• [Data supplied]:
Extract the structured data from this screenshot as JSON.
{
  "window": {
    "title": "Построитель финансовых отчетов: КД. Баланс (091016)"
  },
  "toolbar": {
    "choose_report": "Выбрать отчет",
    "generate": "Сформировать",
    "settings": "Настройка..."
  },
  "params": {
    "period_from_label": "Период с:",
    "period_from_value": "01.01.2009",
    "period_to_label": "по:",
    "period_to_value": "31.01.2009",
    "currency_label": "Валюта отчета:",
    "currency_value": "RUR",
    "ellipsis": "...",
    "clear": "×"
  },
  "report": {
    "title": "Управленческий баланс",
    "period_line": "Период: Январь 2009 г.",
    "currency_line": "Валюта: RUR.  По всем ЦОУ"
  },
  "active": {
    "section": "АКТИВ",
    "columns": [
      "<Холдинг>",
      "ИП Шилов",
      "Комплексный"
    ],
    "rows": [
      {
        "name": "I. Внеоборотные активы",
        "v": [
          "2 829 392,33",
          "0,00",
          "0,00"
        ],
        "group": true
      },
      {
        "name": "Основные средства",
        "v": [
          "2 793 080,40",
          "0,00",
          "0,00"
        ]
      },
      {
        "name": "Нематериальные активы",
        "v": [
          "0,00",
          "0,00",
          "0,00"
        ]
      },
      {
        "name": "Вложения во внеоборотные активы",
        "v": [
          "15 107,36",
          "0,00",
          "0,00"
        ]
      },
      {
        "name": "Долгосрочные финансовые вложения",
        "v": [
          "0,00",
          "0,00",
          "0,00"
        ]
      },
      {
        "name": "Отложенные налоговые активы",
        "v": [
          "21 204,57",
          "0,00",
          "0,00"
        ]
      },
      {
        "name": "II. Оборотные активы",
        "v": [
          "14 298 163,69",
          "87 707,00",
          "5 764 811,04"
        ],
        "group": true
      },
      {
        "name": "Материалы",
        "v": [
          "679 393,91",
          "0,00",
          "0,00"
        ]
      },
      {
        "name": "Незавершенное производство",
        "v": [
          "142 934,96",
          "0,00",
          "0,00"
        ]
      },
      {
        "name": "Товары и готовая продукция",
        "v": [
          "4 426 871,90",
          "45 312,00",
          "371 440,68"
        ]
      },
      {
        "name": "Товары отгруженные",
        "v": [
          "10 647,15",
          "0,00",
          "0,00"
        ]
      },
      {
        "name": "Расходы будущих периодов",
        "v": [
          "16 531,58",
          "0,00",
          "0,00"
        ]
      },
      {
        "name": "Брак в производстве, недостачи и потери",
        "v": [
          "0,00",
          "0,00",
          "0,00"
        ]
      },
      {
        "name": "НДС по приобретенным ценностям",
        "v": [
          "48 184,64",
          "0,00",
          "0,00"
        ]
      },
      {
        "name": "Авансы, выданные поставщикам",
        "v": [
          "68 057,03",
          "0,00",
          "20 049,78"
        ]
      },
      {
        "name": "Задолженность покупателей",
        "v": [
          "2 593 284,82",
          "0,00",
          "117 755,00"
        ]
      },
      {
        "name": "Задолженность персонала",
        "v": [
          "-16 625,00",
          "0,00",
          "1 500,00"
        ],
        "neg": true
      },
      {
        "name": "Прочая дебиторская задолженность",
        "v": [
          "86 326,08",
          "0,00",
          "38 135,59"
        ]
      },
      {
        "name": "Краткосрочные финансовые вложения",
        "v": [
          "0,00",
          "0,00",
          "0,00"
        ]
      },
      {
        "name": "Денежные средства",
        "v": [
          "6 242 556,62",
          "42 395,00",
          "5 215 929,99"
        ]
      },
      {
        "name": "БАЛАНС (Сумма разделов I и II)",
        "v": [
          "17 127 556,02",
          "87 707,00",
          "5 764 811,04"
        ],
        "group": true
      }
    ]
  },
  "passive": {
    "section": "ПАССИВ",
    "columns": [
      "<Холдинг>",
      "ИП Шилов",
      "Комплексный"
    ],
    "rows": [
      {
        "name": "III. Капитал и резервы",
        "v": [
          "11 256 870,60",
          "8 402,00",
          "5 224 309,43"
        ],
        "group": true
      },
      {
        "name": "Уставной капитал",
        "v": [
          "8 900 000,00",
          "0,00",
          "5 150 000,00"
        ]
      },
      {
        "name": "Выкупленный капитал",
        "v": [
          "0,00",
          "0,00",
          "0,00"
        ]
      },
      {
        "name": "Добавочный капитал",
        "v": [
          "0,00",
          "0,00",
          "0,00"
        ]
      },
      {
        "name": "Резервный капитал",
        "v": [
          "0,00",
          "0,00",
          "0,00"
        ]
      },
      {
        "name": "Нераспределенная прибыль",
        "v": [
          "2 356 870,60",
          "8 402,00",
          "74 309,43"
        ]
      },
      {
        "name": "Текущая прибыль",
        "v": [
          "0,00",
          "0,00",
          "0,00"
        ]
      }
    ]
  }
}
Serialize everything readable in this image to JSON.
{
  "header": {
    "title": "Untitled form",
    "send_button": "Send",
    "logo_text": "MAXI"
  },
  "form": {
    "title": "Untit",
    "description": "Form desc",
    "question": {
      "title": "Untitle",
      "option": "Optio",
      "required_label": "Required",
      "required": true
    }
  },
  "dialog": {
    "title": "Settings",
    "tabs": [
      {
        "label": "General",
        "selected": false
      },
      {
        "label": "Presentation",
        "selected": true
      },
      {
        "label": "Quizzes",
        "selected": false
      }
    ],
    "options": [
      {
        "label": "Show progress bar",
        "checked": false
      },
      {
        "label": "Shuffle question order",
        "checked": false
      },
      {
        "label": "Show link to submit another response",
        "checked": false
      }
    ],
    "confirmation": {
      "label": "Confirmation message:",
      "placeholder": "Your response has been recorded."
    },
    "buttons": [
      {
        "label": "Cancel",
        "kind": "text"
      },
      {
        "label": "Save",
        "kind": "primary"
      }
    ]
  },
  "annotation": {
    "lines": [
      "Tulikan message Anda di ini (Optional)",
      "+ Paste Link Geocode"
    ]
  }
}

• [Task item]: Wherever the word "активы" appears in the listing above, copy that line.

• [Response to the exercise]:
        "name": "I. Внеоборотные активы",
        "name": "Нематериальные активы",
        "name": "Вложения во внеоборотные активы",
        "name": "Отложенные налоговые активы",
        "name": "II. Оборотные активы",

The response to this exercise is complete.